When you repeat the entries below, please keep them exact and leave out the pictures.

● ● ● ● ● ● ●

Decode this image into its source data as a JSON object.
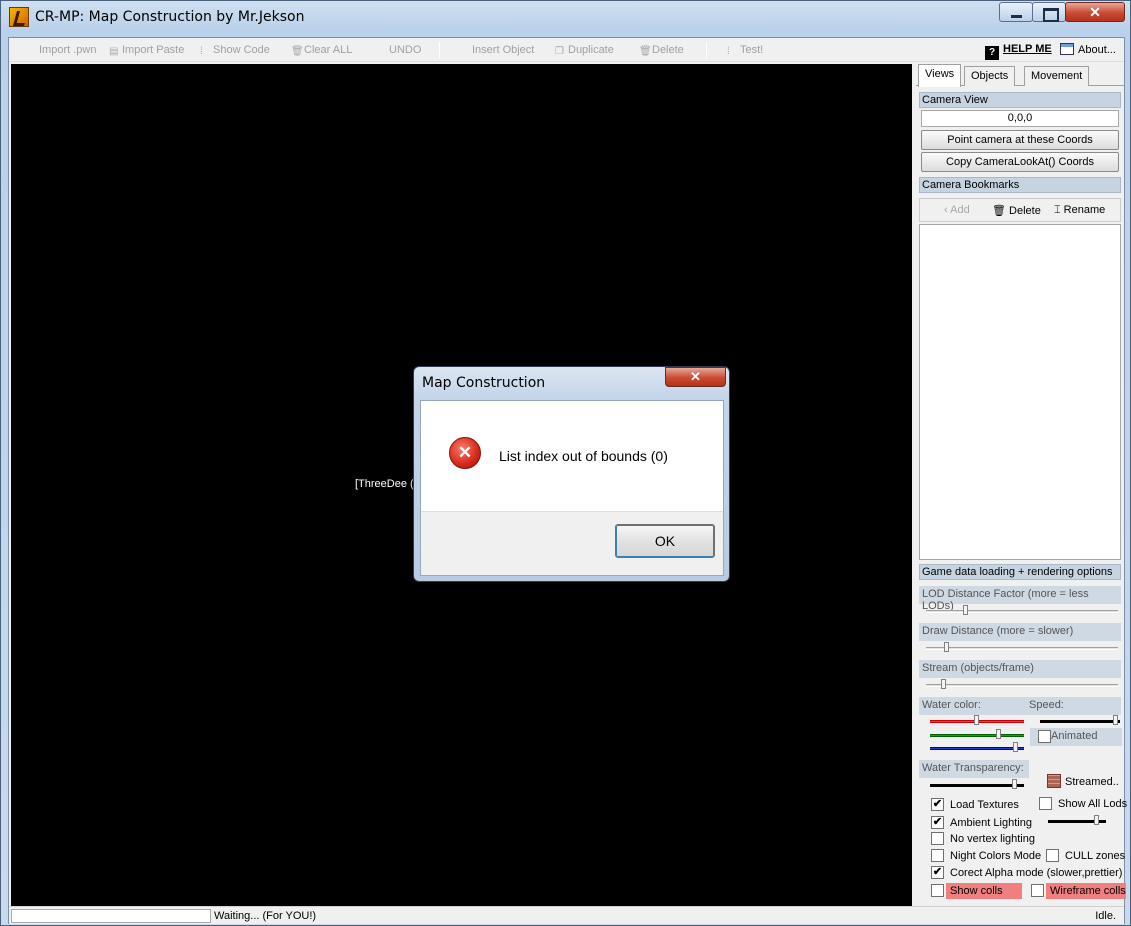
{
  "window": {
    "title": "CR-MP: Map Construction by Mr.Jekson"
  },
  "toolbar": {
    "import_pwn": "Import .pwn",
    "import_paste": "Import Paste",
    "show_code": "Show Code",
    "clear_all": "Clear ALL",
    "undo": "UNDO",
    "insert_object": "Insert Object",
    "duplicate": "Duplicate",
    "delete": "Delete",
    "test": "Test!",
    "help_me": "HELP ME",
    "about": "About..."
  },
  "viewport": {
    "label": "[ThreeDee ("
  },
  "status": {
    "message": "Waiting... (For YOU!)",
    "state": "Idle."
  },
  "panel": {
    "tabs": [
      "Views",
      "Objects",
      "Movement"
    ],
    "camera_view": "Camera View",
    "coords_value": "0,0,0",
    "point_camera": "Point camera at these Coords",
    "copy_lookat": "Copy CameraLookAt() Coords",
    "bookmarks": "Camera Bookmarks",
    "bm_add": "Add",
    "bm_delete": "Delete",
    "bm_rename": "Rename",
    "rendering_options": "Game data loading + rendering options",
    "lod_factor": "LOD Distance Factor (more = less LODs)",
    "draw_distance": "Draw Distance (more = slower)",
    "stream": "Stream (objects/frame)",
    "water_color": "Water color:",
    "speed": "Speed:",
    "animated": "Animated",
    "water_transparency": "Water Transparency:",
    "streamed": "Streamed..",
    "load_textures": "Load Textures",
    "show_all_lods": "Show All Lods",
    "ambient_lighting": "Ambient Lighting",
    "no_vertex_lighting": "No vertex lighting",
    "night_colors": "Night Colors Mode",
    "cull_zones": "CULL zones",
    "correct_alpha": "Corect Alpha mode (slower,prettier)",
    "show_colls": "Show colls",
    "wireframe_colls": "Wireframe colls",
    "check_mark": "✔",
    "checked": {
      "load_textures": true,
      "ambient_lighting": true,
      "correct_alpha": true,
      "show_all_lods": false,
      "animated": false,
      "no_vertex_lighting": false,
      "night_colors": false,
      "cull_zones": false,
      "show_colls": false,
      "wireframe_colls": false
    }
  },
  "dialog": {
    "title": "Map Construction",
    "message": "List index out of bounds (0)",
    "ok": "OK"
  },
  "colors": {
    "titlebar": "#b9d1ea",
    "close_red": "#c94a32",
    "section_header": "#c6d4e2",
    "pink_row": "#f08080"
  }
}
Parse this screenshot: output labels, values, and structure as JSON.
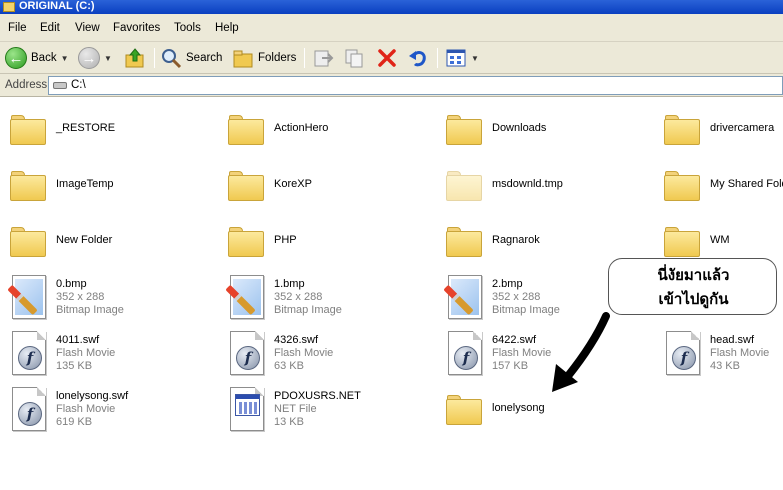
{
  "window": {
    "title": "ORIGINAL (C:)"
  },
  "menu": [
    "File",
    "Edit",
    "View",
    "Favorites",
    "Tools",
    "Help"
  ],
  "toolbar": {
    "back_label": "Back",
    "search_label": "Search",
    "folders_label": "Folders"
  },
  "address": {
    "label": "Address",
    "value": "C:\\"
  },
  "items": [
    {
      "type": "folder",
      "name": "_RESTORE"
    },
    {
      "type": "folder",
      "name": "ActionHero"
    },
    {
      "type": "folder",
      "name": "Downloads"
    },
    {
      "type": "folder",
      "name": "drivercamera"
    },
    {
      "type": "folder",
      "name": "ImageTemp"
    },
    {
      "type": "folder",
      "name": "KoreXP"
    },
    {
      "type": "folder",
      "name": "msdownld.tmp",
      "faded": true
    },
    {
      "type": "folder",
      "name": "My Shared Fold"
    },
    {
      "type": "folder",
      "name": "New Folder"
    },
    {
      "type": "folder",
      "name": "PHP"
    },
    {
      "type": "folder",
      "name": "Ragnarok"
    },
    {
      "type": "folder",
      "name": "WM"
    },
    {
      "type": "bmp",
      "name": "0.bmp",
      "line2": "352 x 288",
      "line3": "Bitmap Image"
    },
    {
      "type": "bmp",
      "name": "1.bmp",
      "line2": "352 x 288",
      "line3": "Bitmap Image"
    },
    {
      "type": "bmp",
      "name": "2.bmp",
      "line2": "352 x 288",
      "line3": "Bitmap Image"
    },
    {
      "type": "hidden",
      "name": ""
    },
    {
      "type": "swf",
      "name": "4011.swf",
      "line2": "Flash Movie",
      "line3": "135 KB"
    },
    {
      "type": "swf",
      "name": "4326.swf",
      "line2": "Flash Movie",
      "line3": "63 KB"
    },
    {
      "type": "swf",
      "name": "6422.swf",
      "line2": "Flash Movie",
      "line3": "157 KB"
    },
    {
      "type": "swf",
      "name": "head.swf",
      "line2": "Flash Movie",
      "line3": "43 KB"
    },
    {
      "type": "swf",
      "name": "lonelysong.swf",
      "line2": "Flash Movie",
      "line3": "619 KB"
    },
    {
      "type": "net",
      "name": "PDOXUSRS.NET",
      "line2": "NET File",
      "line3": "13 KB"
    },
    {
      "type": "folder",
      "name": "lonelysong"
    }
  ],
  "annotation": {
    "line1": "นี่งัยมาแล้ว",
    "line2": "เข้าไปดูกัน"
  },
  "colors": {
    "titlebar": "#0a3fc0",
    "chrome": "#ece9d8",
    "folder": "#f0c950"
  }
}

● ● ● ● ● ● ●

WRITTEN ANSWER
Decode this image into its source data as a JSON object.
{
  "window": {
    "title": "CR-MP: Map Construction by Mr.Jekson"
  },
  "toolbar": {
    "import_pwn": "Import .pwn",
    "import_paste": "Import Paste",
    "show_code": "Show Code",
    "clear_all": "Clear ALL",
    "undo": "UNDO",
    "insert_object": "Insert Object",
    "duplicate": "Duplicate",
    "delete": "Delete",
    "test": "Test!",
    "help_me": "HELP ME",
    "about": "About..."
  },
  "viewport": {
    "label": "[ThreeDee ("
  },
  "status": {
    "message": "Waiting... (For YOU!)",
    "state": "Idle."
  },
  "panel": {
    "tabs": [
      "Views",
      "Objects",
      "Movement"
    ],
    "camera_view": "Camera View",
    "coords_value": "0,0,0",
    "point_camera": "Point camera at these Coords",
    "copy_lookat": "Copy CameraLookAt() Coords",
    "bookmarks": "Camera Bookmarks",
    "bm_add": "Add",
    "bm_delete": "Delete",
    "bm_rename": "Rename",
    "rendering_options": "Game data loading + rendering options",
    "lod_factor": "LOD Distance Factor (more = less LODs)",
    "draw_distance": "Draw Distance (more = slower)",
    "stream": "Stream (objects/frame)",
    "water_color": "Water color:",
    "speed": "Speed:",
    "animated": "Animated",
    "water_transparency": "Water Transparency:",
    "streamed": "Streamed..",
    "load_textures": "Load Textures",
    "show_all_lods": "Show All Lods",
    "ambient_lighting": "Ambient Lighting",
    "no_vertex_lighting": "No vertex lighting",
    "night_colors": "Night Colors Mode",
    "cull_zones": "CULL zones",
    "correct_alpha": "Corect Alpha mode (slower,prettier)",
    "show_colls": "Show colls",
    "wireframe_colls": "Wireframe colls",
    "check_mark": "✔",
    "checked": {
      "load_textures": true,
      "ambient_lighting": true,
      "correct_alpha": true,
      "show_all_lods": false,
      "animated": false,
      "no_vertex_lighting": false,
      "night_colors": false,
      "cull_zones": false,
      "show_colls": false,
      "wireframe_colls": false
    }
  },
  "dialog": {
    "title": "Map Construction",
    "message": "List index out of bounds (0)",
    "ok": "OK"
  },
  "colors": {
    "titlebar": "#b9d1ea",
    "close_red": "#c94a32",
    "section_header": "#c6d4e2",
    "pink_row": "#f08080"
  }
}
Parse this screenshot: output labels, values, and structure as JSON.
{
  "window": {
    "title": "ORIGINAL (C:)"
  },
  "menu": [
    "File",
    "Edit",
    "View",
    "Favorites",
    "Tools",
    "Help"
  ],
  "toolbar": {
    "back_label": "Back",
    "search_label": "Search",
    "folders_label": "Folders"
  },
  "address": {
    "label": "Address",
    "value": "C:\\"
  },
  "items": [
    {
      "type": "folder",
      "name": "_RESTORE"
    },
    {
      "type": "folder",
      "name": "ActionHero"
    },
    {
      "type": "folder",
      "name": "Downloads"
    },
    {
      "type": "folder",
      "name": "drivercamera"
    },
    {
      "type": "folder",
      "name": "ImageTemp"
    },
    {
      "type": "folder",
      "name": "KoreXP"
    },
    {
      "type": "folder",
      "name": "msdownld.tmp",
      "faded": true
    },
    {
      "type": "folder",
      "name": "My Shared Fold"
    },
    {
      "type": "folder",
      "name": "New Folder"
    },
    {
      "type": "folder",
      "name": "PHP"
    },
    {
      "type": "folder",
      "name": "Ragnarok"
    },
    {
      "type": "folder",
      "name": "WM"
    },
    {
      "type": "bmp",
      "name": "0.bmp",
      "line2": "352 x 288",
      "line3": "Bitmap Image"
    },
    {
      "type": "bmp",
      "name": "1.bmp",
      "line2": "352 x 288",
      "line3": "Bitmap Image"
    },
    {
      "type": "bmp",
      "name": "2.bmp",
      "line2": "352 x 288",
      "line3": "Bitmap Image"
    },
    {
      "type": "hidden",
      "name": ""
    },
    {
      "type": "swf",
      "name": "4011.swf",
      "line2": "Flash Movie",
      "line3": "135 KB"
    },
    {
      "type": "swf",
      "name": "4326.swf",
      "line2": "Flash Movie",
      "line3": "63 KB"
    },
    {
      "type": "swf",
      "name": "6422.swf",
      "line2": "Flash Movie",
      "line3": "157 KB"
    },
    {
      "type": "swf",
      "name": "head.swf",
      "line2": "Flash Movie",
      "line3": "43 KB"
    },
    {
      "type": "swf",
      "name": "lonelysong.swf",
      "line2": "Flash Movie",
      "line3": "619 KB"
    },
    {
      "type": "net",
      "name": "PDOXUSRS.NET",
      "line2": "NET File",
      "line3": "13 KB"
    },
    {
      "type": "folder",
      "name": "lonelysong"
    }
  ],
  "annotation": {
    "line1": "นี่งัยมาแล้ว",
    "line2": "เข้าไปดูกัน"
  },
  "colors": {
    "titlebar": "#0a3fc0",
    "chrome": "#ece9d8",
    "folder": "#f0c950"
  }
}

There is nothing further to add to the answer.